● **Problem to work on**
Show each line in the listing below that contains the word "screenshot".

● **Data**
╔══
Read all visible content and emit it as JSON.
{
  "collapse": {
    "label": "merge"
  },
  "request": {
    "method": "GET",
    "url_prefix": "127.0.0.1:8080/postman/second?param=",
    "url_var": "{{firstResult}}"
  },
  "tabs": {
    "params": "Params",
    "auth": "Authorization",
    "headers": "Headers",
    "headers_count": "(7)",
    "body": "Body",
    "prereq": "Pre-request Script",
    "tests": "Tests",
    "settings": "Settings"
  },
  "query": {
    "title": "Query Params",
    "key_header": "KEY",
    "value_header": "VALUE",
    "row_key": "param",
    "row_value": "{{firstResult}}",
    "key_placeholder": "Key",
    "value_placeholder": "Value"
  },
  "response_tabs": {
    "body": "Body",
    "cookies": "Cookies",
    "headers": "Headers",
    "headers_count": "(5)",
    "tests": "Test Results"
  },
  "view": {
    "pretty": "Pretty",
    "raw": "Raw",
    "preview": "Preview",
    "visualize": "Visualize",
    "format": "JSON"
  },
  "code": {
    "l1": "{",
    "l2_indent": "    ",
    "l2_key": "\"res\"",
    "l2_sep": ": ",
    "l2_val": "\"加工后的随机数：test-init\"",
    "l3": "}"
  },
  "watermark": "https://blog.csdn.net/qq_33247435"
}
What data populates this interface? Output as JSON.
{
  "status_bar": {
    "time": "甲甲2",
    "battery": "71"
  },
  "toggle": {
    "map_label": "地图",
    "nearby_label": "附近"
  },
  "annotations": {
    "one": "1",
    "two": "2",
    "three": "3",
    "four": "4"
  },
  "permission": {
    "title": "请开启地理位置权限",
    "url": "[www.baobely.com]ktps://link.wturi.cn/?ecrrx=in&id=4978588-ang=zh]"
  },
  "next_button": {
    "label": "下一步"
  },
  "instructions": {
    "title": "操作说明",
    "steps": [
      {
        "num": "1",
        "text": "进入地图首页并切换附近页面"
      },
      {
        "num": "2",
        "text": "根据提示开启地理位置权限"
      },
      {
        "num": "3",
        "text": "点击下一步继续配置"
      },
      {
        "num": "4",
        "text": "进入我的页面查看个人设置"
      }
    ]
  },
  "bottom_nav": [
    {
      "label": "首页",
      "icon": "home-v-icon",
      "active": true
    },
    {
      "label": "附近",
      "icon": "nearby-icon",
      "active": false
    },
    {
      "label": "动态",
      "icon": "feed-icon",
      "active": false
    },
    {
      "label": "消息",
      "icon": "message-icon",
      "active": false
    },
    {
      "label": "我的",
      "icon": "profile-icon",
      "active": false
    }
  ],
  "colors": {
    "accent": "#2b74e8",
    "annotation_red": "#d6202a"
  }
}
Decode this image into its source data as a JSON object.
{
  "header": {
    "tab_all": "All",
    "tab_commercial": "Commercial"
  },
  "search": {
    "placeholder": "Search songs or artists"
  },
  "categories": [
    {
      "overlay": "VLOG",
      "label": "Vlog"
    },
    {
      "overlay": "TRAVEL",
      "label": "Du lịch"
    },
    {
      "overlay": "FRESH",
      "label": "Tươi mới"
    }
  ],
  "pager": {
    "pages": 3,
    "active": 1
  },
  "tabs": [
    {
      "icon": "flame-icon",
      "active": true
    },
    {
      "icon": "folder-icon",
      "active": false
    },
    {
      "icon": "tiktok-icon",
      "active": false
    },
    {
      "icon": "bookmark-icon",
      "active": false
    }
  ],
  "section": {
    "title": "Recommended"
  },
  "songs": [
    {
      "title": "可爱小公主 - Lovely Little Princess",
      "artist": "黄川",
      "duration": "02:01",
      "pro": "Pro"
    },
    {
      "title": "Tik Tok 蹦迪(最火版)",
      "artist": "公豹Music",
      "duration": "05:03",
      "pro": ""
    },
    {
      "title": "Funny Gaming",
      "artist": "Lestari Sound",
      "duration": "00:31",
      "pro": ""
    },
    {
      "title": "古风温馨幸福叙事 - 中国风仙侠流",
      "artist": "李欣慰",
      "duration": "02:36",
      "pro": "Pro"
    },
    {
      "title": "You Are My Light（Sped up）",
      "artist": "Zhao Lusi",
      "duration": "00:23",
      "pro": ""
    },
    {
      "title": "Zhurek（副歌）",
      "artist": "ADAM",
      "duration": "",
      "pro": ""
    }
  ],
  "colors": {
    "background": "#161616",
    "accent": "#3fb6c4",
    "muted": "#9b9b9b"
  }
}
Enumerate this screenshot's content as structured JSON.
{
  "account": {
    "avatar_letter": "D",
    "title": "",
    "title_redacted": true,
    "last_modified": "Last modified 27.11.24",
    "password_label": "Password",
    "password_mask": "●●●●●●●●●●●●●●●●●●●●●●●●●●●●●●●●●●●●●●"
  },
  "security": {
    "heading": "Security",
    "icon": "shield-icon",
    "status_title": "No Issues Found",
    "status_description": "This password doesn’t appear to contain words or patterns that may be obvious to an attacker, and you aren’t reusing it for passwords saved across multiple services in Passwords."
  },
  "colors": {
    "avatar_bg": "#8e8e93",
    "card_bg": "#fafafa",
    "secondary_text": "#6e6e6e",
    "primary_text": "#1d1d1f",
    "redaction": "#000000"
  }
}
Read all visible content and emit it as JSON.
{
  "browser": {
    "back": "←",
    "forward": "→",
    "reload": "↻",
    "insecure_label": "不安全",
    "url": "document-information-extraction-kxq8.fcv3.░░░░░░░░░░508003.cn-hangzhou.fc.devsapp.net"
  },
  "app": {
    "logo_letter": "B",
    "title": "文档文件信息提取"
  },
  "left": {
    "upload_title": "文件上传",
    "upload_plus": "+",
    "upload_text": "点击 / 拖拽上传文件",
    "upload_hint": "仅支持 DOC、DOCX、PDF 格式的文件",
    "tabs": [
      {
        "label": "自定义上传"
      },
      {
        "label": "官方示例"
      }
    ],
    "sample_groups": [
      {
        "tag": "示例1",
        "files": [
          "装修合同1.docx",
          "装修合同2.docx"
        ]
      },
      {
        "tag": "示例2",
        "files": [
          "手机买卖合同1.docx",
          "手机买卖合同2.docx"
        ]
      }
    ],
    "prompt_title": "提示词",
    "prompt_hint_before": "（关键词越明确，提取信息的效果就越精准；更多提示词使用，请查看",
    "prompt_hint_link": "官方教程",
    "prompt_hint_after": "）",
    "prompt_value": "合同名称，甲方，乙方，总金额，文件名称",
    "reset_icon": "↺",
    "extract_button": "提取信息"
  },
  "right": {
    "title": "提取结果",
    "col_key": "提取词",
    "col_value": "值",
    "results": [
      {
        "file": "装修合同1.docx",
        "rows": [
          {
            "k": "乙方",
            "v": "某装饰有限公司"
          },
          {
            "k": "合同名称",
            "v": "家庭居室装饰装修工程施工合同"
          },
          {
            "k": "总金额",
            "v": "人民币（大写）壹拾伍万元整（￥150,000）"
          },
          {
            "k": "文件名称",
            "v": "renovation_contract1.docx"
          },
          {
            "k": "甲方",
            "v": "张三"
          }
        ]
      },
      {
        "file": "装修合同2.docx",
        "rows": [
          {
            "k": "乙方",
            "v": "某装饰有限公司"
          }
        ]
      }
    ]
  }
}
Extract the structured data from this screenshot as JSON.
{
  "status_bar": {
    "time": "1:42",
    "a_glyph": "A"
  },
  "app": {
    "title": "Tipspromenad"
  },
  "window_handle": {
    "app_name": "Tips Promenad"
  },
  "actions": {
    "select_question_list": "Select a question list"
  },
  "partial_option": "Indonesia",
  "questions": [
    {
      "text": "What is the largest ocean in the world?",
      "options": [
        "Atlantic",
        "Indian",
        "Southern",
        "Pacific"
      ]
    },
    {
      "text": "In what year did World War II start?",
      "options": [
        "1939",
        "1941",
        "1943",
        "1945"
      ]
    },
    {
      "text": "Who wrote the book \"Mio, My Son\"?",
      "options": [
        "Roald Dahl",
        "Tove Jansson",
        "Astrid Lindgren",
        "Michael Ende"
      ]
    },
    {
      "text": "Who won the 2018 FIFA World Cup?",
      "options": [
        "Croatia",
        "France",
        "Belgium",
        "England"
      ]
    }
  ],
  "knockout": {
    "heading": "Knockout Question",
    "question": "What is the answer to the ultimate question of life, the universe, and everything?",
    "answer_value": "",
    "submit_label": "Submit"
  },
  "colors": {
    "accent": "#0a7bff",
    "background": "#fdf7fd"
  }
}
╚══
● **Task answer**
Enumerate this screenshot's content as structured JSON.
Extract the structured data from this screenshot as JSON.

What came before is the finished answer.